Janis Joplin started smoking at 14, resorted to prostitution to have some chump change in her pocket in order to travel. She shoplifted, sold meth, hustled pool, popped pills, and even stayed drunk and homeless on the mean streets of New York City. She took on lovers of both sexes and was a full-blown speed freak at 22 injecting herself multiple times a day.

Then she discovered heroin.

Let me start over.

Janis Joplin was an intellectual. A voracious reader, a talented painter, a prodigious letter-writer, a soft, sensitive and secretive soul, a true artist of unfathomable depth who sang poignant folk songs from a bygone era.

Then she discovered the blues.

Humans are complex.

In Holly George-Warren’s cinematic new biography, Janis: Her Life And Music (Simon & Schuster), Janis comes alive, if only for 322 pages.

In high school, she was bullied. One of her tormentors who made her life hell was a classmate named Jimmy Johnson who would grow up to be the Head Coach of the Dallas Cowboys. She found her respite in music and literature, fashioning herself a beatnik and carrying around her copy of Jack Kerouac’s On The Road. She found a wellspring of songs that she loved by her favorite artists Lead Belly and Bessie Smith plus tunes by Jelly Roll Morton, Ma Rainey, Lonnie Johnson and Josh White.
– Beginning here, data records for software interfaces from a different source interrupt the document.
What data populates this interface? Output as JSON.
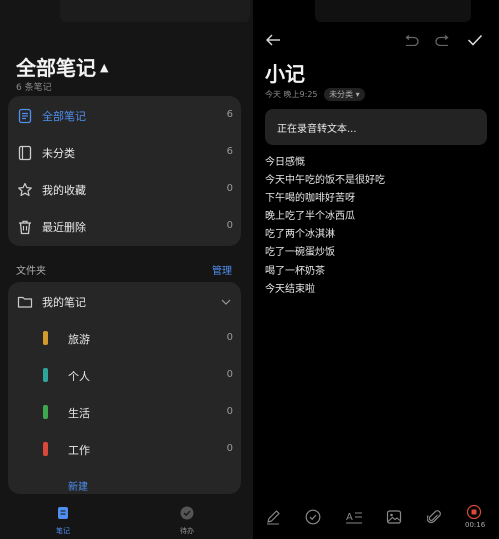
{
  "left": {
    "title": "全部笔记",
    "count": "6 条笔记",
    "categories": [
      {
        "label": "全部笔记",
        "count": "6"
      },
      {
        "label": "未分类",
        "count": "6"
      },
      {
        "label": "我的收藏",
        "count": "0"
      },
      {
        "label": "最近删除",
        "count": "0"
      }
    ],
    "folder_section_label": "文件夹",
    "manage_label": "管理",
    "folders": {
      "root": "我的笔记",
      "items": [
        {
          "label": "旅游",
          "count": "0",
          "color": "#d49a2e"
        },
        {
          "label": "个人",
          "count": "0",
          "color": "#2fa59a"
        },
        {
          "label": "生活",
          "count": "0",
          "color": "#3fa84f"
        },
        {
          "label": "工作",
          "count": "0",
          "color": "#d9483b"
        }
      ]
    },
    "new_folder_label": "新建",
    "tabs": {
      "notes": "笔记",
      "todo": "待办"
    }
  },
  "right": {
    "title": "小记",
    "time": "今天 晚上9:25",
    "category": "未分类",
    "status": "正在录音转文本...",
    "lines": [
      "今日感慨",
      "今天中午吃的饭不是很好吃",
      "下午喝的咖啡好苦呀",
      "晚上吃了半个冰西瓜",
      "吃了两个冰淇淋",
      "吃了一碗蛋炒饭",
      "喝了一杯奶茶",
      "今天结束啦"
    ],
    "record_time": "00:16"
  },
  "colors": {
    "accent": "#4f8ff0",
    "record": "#e0493a"
  }
}
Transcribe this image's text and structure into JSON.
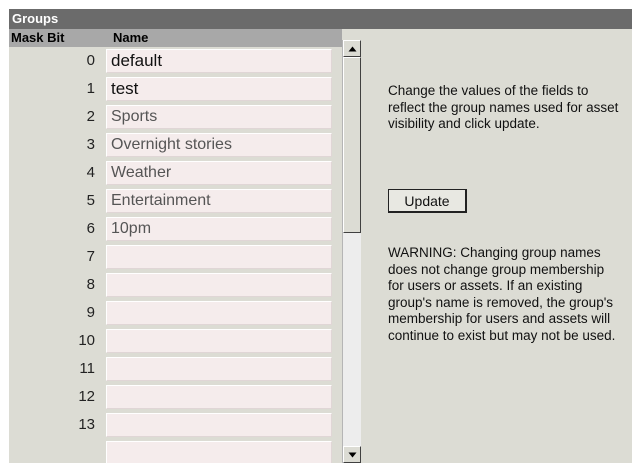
{
  "panel": {
    "title": "Groups"
  },
  "table": {
    "headers": {
      "mask_bit": "Mask Bit",
      "name": "Name"
    },
    "rows": [
      {
        "mask": "0",
        "name": "default",
        "style": "dark"
      },
      {
        "mask": "1",
        "name": "test",
        "style": "dark"
      },
      {
        "mask": "2",
        "name": "Sports",
        "style": "light"
      },
      {
        "mask": "3",
        "name": "Overnight stories",
        "style": "light"
      },
      {
        "mask": "4",
        "name": "Weather",
        "style": "light"
      },
      {
        "mask": "5",
        "name": "Entertainment",
        "style": "light"
      },
      {
        "mask": "6",
        "name": "10pm",
        "style": "light"
      },
      {
        "mask": "7",
        "name": "",
        "style": "light"
      },
      {
        "mask": "8",
        "name": "",
        "style": "light"
      },
      {
        "mask": "9",
        "name": "",
        "style": "light"
      },
      {
        "mask": "10",
        "name": "",
        "style": "light"
      },
      {
        "mask": "11",
        "name": "",
        "style": "light"
      },
      {
        "mask": "12",
        "name": "",
        "style": "light"
      },
      {
        "mask": "13",
        "name": "",
        "style": "light"
      },
      {
        "mask": "",
        "name": "",
        "style": "light"
      }
    ]
  },
  "scrollbar": {
    "up_icon": "arrow-up-icon",
    "down_icon": "arrow-down-icon"
  },
  "sidebar": {
    "instructions": "Change the values of the fields to reflect the group names used for asset visibility and click update.",
    "update_label": "Update",
    "warning": "WARNING: Changing group names does not change group membership for users or assets. If an existing group's name is removed, the group's membership for users and assets will continue to exist but may not be used."
  },
  "colors": {
    "panel_bg": "#dcdcd4",
    "title_bar_bg": "#6b6b6b",
    "header_bg": "#a8a8a8",
    "field_bg": "#f5ecec"
  }
}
Then she discovered rock’n’roll.

By the time she set the world on fire in Big Brother & The Holding Company in a burgeoning San Francisco psychedelic scene, she was already wooed by corporate suits to leave the band. Elektra Records wanted her to form a band with Taj Mahal. Loyal to her band, and having an affair with Grateful Dead’s Pigpen (as well as with a few Hell’s Angels, Country Joe McDonald and her own guitarist, Sam Andrew), she stayed. (It was Big Brother’s other guitarist, James Gurley, who turned her on to heroin.)

In a letter to her family, she says how she can’t believe she even made it to 25.

Blue Cheer drummer Paul Whaley was probably the father of the fetus she aborted in Mexico.

She was close to Kris Kristofferson, Joe Namath, Leonard Cohen and Dick Cavett. She wanted to be closer with Bruce Springsteen and Clive Davis. She had fights with Jim Morrison (whom she clocked over the head with a bottle), Todd Rundgren (verbal only) and Jerry Lee Lewis (who hit her back...hard).

It’s a shame that the book—and her life—had to end so abruptly.